Texas could become an independent country. This is the wish of some members of the Republican Party of this state, the second most populous in the United States with 29.5 million citizens, who are calling for a referendum to decide their sovereignty. The truth is that Texas was already independent on two occasions throughout the 19th century, in 1836 and 1861, lasting nine years on both occasions, until its eventual reincorporation into the country.
Texas would join the international trend of claiming its own national identity, as has happened with Scotland, Flanders or Catalonia. The English newspaper The Independent reports that at the biennial convention of the Republican Party of Texas, held this June, the conservatives have asked for a bill to be approved so that this issue is voted on in the 2023 Texas elections, and so "reaffirm its status as an independent nation."
In 1869 the Supreme Court ruled on this claim in the case 'Texas vs. White', when the state was independent from the rest of the United States, and a year later it became part of the country again, definitively, after the Civil War. In 2006, Justice ruled again, when Justice Antonin Scalia defended that "if there was any constitutional problem resolved by the Civil War, it is that there is no right to secession", as reported by the aforementioned British newspaper.
This is not the only debate that the Texan Republicans opened. This delegation from the party of Trump, Bush and Reagan, known for being the most conservative and controversial of said formation, voted in favor of rejecting the result of the 2020 elections, thus supporting the thesis that Joe Biden is an "illegitimate president" .
They also defended the legality of guns and called for the repeal of the 1965 Voting Rights Act and for homosexuality to be considered "an abnormal lifestyle choice": "We believe that there should be no granting of special legal rights or creation of a special status for homosexual behavior, regardless of the state of origin, “they defended, also according to The Independent.
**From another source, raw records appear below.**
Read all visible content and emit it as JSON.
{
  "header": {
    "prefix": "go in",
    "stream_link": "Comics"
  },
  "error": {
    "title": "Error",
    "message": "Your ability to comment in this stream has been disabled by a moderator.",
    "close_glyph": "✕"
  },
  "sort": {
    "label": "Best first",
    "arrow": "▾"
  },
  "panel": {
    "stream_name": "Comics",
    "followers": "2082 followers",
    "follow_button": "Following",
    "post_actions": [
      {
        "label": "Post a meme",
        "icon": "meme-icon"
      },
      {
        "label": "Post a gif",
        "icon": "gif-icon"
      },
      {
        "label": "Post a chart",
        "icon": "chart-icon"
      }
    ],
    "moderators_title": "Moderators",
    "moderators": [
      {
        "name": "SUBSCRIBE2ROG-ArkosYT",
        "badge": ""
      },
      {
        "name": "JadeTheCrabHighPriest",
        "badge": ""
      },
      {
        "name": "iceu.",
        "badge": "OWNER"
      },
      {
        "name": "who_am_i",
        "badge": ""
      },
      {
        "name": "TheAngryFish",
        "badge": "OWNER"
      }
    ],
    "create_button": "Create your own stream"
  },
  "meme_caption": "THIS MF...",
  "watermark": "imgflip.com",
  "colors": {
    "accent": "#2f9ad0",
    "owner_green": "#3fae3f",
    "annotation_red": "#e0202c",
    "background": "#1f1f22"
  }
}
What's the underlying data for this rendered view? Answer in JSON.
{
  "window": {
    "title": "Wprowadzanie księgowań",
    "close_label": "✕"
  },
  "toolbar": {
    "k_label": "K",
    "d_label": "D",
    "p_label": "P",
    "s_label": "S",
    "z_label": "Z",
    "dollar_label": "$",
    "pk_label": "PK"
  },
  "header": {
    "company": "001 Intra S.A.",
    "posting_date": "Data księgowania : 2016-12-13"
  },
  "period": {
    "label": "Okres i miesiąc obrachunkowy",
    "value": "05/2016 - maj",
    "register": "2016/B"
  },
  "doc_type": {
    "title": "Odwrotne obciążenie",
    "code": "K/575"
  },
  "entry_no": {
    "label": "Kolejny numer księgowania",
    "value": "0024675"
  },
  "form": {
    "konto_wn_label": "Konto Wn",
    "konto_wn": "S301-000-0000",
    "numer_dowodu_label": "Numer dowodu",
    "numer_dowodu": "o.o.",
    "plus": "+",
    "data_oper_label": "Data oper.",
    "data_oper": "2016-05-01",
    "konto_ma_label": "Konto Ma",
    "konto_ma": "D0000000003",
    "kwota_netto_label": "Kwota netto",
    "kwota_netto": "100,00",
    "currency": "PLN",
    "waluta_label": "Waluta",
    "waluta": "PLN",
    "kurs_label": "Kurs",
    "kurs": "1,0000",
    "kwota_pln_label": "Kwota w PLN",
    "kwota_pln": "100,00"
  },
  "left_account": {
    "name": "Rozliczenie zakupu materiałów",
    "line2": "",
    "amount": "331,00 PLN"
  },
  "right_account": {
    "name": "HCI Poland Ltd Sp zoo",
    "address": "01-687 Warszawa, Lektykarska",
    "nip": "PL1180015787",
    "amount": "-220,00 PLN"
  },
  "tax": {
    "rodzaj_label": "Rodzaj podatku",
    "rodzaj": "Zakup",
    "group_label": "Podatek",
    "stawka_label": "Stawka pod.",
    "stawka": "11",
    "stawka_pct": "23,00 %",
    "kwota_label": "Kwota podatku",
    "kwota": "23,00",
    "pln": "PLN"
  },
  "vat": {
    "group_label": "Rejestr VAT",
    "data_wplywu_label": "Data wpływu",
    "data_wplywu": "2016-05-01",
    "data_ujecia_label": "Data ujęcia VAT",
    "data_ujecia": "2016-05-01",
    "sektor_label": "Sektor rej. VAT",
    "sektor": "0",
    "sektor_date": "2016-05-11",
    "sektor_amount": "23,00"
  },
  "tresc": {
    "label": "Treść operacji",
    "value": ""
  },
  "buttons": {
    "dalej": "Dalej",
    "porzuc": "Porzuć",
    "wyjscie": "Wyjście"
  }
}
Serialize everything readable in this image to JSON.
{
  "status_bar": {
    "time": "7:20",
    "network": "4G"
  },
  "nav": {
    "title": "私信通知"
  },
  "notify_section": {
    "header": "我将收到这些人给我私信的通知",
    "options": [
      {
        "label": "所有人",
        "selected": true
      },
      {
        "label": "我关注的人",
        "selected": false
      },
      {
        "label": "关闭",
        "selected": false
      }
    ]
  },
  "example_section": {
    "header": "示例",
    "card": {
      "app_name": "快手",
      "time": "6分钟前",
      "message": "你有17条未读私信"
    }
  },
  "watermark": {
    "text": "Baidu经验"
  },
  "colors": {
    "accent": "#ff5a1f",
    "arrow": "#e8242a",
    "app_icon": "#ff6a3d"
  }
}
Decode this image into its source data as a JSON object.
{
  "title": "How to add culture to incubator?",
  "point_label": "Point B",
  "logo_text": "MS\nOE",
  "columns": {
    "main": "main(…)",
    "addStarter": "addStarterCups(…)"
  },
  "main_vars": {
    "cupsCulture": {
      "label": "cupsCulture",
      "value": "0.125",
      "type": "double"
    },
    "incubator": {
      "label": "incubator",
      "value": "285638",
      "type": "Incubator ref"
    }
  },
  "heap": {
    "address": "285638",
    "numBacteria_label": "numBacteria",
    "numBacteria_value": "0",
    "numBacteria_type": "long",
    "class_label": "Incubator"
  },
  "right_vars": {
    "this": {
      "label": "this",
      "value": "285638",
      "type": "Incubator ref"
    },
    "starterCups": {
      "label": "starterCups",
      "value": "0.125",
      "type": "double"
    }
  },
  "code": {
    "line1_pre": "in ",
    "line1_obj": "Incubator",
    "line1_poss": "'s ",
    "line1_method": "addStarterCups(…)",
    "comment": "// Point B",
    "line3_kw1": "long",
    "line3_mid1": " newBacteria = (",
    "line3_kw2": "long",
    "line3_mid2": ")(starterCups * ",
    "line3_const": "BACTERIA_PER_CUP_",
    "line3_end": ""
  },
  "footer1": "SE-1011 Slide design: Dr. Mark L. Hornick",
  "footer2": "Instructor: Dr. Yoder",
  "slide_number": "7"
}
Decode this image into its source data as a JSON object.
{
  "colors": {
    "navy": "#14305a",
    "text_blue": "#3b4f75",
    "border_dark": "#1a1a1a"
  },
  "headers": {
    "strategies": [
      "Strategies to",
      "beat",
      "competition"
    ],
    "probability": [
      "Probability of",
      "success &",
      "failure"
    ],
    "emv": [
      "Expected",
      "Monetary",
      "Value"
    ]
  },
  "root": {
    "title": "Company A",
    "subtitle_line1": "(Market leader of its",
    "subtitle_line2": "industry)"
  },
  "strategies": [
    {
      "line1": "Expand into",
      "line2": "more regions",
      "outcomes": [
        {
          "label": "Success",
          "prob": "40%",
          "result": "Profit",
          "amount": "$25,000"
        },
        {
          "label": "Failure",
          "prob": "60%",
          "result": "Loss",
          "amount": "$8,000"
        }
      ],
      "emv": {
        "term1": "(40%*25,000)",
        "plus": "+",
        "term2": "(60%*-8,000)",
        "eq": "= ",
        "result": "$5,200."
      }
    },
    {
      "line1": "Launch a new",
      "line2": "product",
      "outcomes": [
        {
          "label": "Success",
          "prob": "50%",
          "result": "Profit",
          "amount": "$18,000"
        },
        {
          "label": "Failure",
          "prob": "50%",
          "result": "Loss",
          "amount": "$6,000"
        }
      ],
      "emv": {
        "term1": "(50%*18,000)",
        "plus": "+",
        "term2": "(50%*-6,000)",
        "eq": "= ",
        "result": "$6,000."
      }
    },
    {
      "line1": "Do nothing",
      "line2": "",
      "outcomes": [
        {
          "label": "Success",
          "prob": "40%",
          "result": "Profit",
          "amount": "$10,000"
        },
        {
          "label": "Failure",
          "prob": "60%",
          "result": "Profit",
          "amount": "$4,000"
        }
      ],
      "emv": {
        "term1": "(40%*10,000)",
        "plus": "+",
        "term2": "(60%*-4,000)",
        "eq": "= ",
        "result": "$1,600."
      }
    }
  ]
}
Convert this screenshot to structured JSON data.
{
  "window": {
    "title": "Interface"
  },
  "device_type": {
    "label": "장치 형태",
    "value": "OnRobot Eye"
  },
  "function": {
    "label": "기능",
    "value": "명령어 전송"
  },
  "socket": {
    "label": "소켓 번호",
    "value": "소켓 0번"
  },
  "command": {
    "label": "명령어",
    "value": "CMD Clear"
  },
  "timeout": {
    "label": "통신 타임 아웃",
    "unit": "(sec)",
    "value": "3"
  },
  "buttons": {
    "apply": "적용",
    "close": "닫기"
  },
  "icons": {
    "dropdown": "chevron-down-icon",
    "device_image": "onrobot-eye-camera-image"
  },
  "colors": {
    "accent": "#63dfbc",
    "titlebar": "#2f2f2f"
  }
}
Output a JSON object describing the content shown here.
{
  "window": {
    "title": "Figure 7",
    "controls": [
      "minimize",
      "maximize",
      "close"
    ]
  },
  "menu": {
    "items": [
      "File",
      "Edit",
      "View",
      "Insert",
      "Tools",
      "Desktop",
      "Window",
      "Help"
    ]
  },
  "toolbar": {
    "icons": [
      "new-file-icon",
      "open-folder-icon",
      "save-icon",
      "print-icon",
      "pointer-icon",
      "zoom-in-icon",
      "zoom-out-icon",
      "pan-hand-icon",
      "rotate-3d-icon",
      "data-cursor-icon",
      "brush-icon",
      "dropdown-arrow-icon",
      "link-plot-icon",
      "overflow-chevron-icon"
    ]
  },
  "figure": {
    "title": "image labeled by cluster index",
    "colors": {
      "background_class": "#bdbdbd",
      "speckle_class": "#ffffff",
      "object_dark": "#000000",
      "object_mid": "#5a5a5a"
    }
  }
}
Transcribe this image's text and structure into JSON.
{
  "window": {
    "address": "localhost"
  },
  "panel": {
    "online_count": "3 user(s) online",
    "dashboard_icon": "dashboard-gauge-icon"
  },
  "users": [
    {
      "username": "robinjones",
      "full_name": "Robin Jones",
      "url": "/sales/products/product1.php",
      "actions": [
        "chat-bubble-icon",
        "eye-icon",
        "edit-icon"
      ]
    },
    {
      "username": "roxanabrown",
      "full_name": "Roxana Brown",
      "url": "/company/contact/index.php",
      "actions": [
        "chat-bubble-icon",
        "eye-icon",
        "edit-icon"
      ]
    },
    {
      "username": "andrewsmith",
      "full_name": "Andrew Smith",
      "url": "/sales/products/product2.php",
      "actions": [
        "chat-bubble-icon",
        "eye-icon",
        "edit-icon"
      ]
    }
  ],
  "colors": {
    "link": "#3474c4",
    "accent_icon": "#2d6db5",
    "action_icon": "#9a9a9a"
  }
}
The decisions made and voted on in these party events have no binding legal validity, and their objective is none other than directing the next electoral program and the Republican ideological discourse.